Because we can’t keep track of all the guest columns and letters to editors that appear in newspapers worldwide (much less respond to them all), AiG suggests that you consider writing your own letter to the editor or guest column when you see something in your local newspaper that attacks biblical creation. The following AiG article can help you as you draft such a response (especially the “pointers sections”):
Update: As we were about to post this article, we found another anti-creationist letter in “The News” that was not readily visible on the site when we checked a few days ago. The letter was written by a student and contained inflammatory language (e.g., Ken Ham was again called a “clown,” and the writer claimed that creationists have an understanding of biology that “equals that of a matchstick.”).
The student made an attempt to dismiss the evidence that Looy presented of dinosaurs living in relatively recent times. He described the creationist’s use of the T. rex bone as a “standard boilerplate argument of creationists” and then wrote, “This is nothing but an argument from incredulity—another logical fallacy. We don’t know how it happened, therefore Jesus. The real scientist who discovered the soft tissues, Mary Schweitzer, has already decried the creationists who have commandeered her research to twist it into their fairy tale fantasies. The femur had even been intentionally broken and then not preserved in the normal manner, specifically because Schweitzer wanted to test for soft tissue! Additionally, geologists had already established the site to be 68 million years old. So, all this means is that more research into fossilization needs to be done.”
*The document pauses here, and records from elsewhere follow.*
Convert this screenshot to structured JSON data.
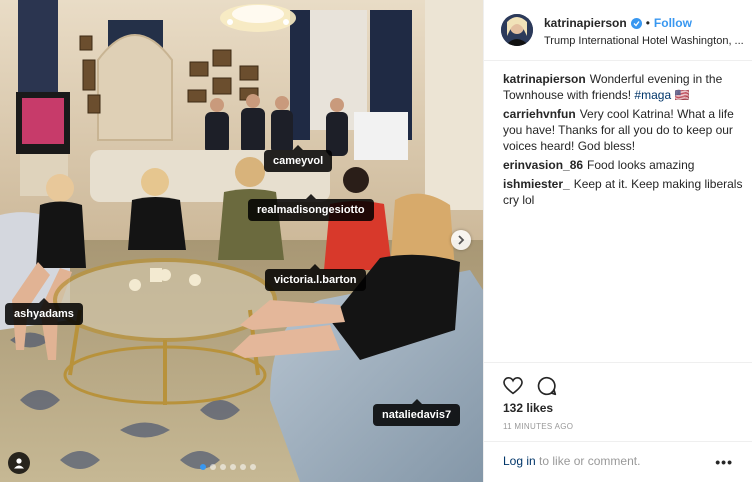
{
  "post": {
    "username": "katrinapierson",
    "verified": true,
    "follow_label": "Follow",
    "separator": "•",
    "location": "Trump International Hotel Washington, ..."
  },
  "photo": {
    "tags": [
      {
        "label": "cameyvol"
      },
      {
        "label": "realmadisongesiotto"
      },
      {
        "label": "victoria.l.barton"
      },
      {
        "label": "ashyadams"
      },
      {
        "label": "nataliedavis7"
      }
    ],
    "next_icon": "chevron-right-icon",
    "user_tag_icon": "person-icon",
    "carousel_count": 6,
    "carousel_active": 1
  },
  "comments": [
    {
      "user": "katrinapierson",
      "text": "Wonderful evening in the Townhouse with friends!",
      "hashtag": "#maga",
      "flag": "🇺🇸"
    },
    {
      "user": "carriehvnfun",
      "text": "Very cool Katrina! What a life you have! Thanks for all you do to keep our voices heard! God bless!"
    },
    {
      "user": "erinvasion_86",
      "text": "Food looks amazing"
    },
    {
      "user": "ishmiester_",
      "text": "Keep at it. Keep making liberals cry lol"
    }
  ],
  "actions": {
    "like_icon": "heart-icon",
    "comment_icon": "comment-bubble-icon",
    "likes": "132 likes",
    "time": "11 MINUTES AGO"
  },
  "add_comment": {
    "login_link": "Log in",
    "login_text": "to like or comment.",
    "more_label": "•••"
  },
  "colors": {
    "link_blue": "#3897f0",
    "hashtag": "#003569",
    "tag_bg": "#000000"
  }
}
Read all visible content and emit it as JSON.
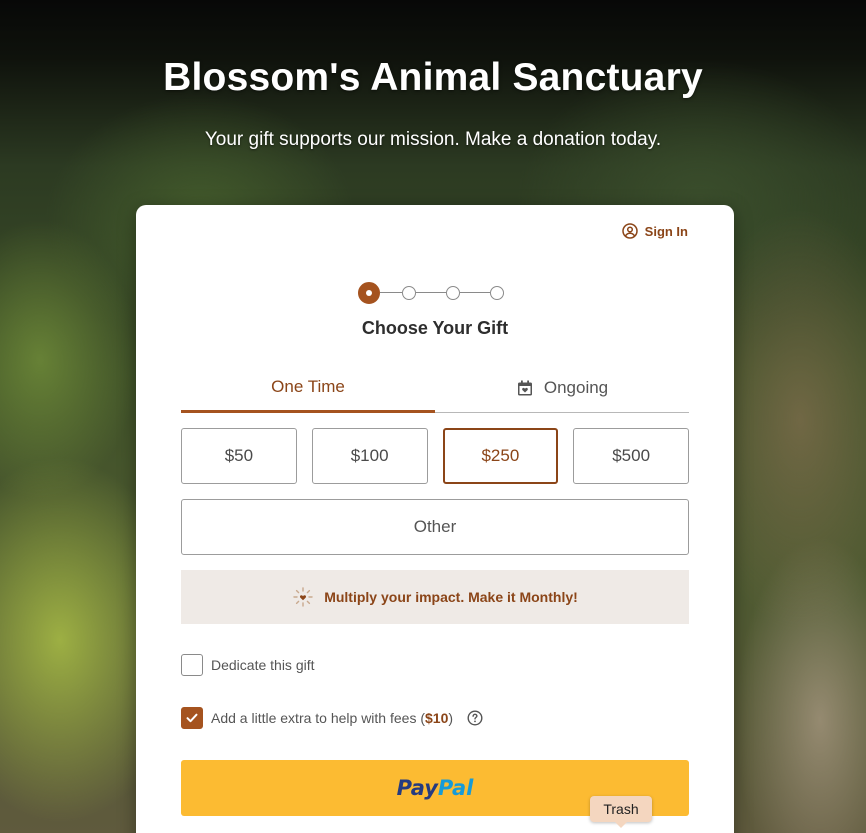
{
  "header": {
    "title": "Blossom's Animal Sanctuary",
    "subtitle": "Your gift supports our mission. Make a donation today."
  },
  "signin": {
    "label": "Sign In",
    "icon": "user-circle-icon"
  },
  "stepper": {
    "current_step": 1,
    "total_steps": 4,
    "title": "Choose Your Gift"
  },
  "tabs": [
    {
      "label": "One Time",
      "active": true
    },
    {
      "label": "Ongoing",
      "active": false,
      "icon": "calendar-heart-icon"
    }
  ],
  "amounts": [
    {
      "label": "$50",
      "selected": false
    },
    {
      "label": "$100",
      "selected": false
    },
    {
      "label": "$250",
      "selected": true
    },
    {
      "label": "$500",
      "selected": false
    }
  ],
  "other_label": "Other",
  "promo": {
    "text": "Multiply your impact. Make it Monthly!",
    "icon": "sparkle-heart-icon"
  },
  "dedicate": {
    "label": "Dedicate this gift",
    "checked": false
  },
  "fees": {
    "label_prefix": "Add a little extra to help with fees (",
    "amount": "$10",
    "label_suffix": ")",
    "checked": true
  },
  "paypal": {
    "part1": "Pay",
    "part2": "Pal"
  },
  "tooltip": {
    "label": "Trash"
  },
  "colors": {
    "accent": "#a5531f",
    "accent_text": "#8b4518",
    "paypal": "#fcbb32",
    "promo_bg": "#efeae6"
  }
}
Or could it be that the obvious explanation of this soft tissue preservation, not “twisting,” does not need explaining away? Namely, because the soft tissue and blood vessels had not disintegrated, this T. rex was not alive tens of millions of years ago in evolutionary history. Also, the fact that the discoverer of the soft tissue bemoans how creationists use the dinosaur leg as evidence for recent dinosaur existence is irrelevant.
Future research to explain away how soft tissue could have possibly been preserved in a dinosaur leg that is thought to be more than 65 million years of age will only yield speculative excuses. When the letter-writer states that “geologists had already established the [dinosaur] site to be 68 million years old,” his a priori commitment to evolution trumps the clear evidence. We suggest he rethink his evolutionary belief system rather than twisting such compelling evidence for recent dinosaur existence to conform to his worldview.
Dr. David Menton of AiG commented, “It is ironic that creationists have been more willing to accept Mary Schweitzer’s interpretation of her soft tissue evidence from dinosaur bones than have many evolutionists. Evolutionists are understandably reluctant to accept soft tissue preservation down to the tissue, cellular, and macromolecular level in animals that they believe died off over 65 million years ago. Since young-earth creationists believe dinosaurs died off within the past few thousand years, they find Schweitzer’s observations to be eminently reasonable. Studies done on Egyptian mummies from this age show the same level of preservation we see in the soft tissues from dinosaurs. I predict that if carbon-14 dating were done on Schweitzer’s dinosaur soft tissue then it would prove to be quite datable and well within the error limits of the technique. Since the upper limit for carbon-14 dating is about 100,000 years, there should be essentially no measurable carbon-14 in dinosaurs if they died off over 65 million years ago.”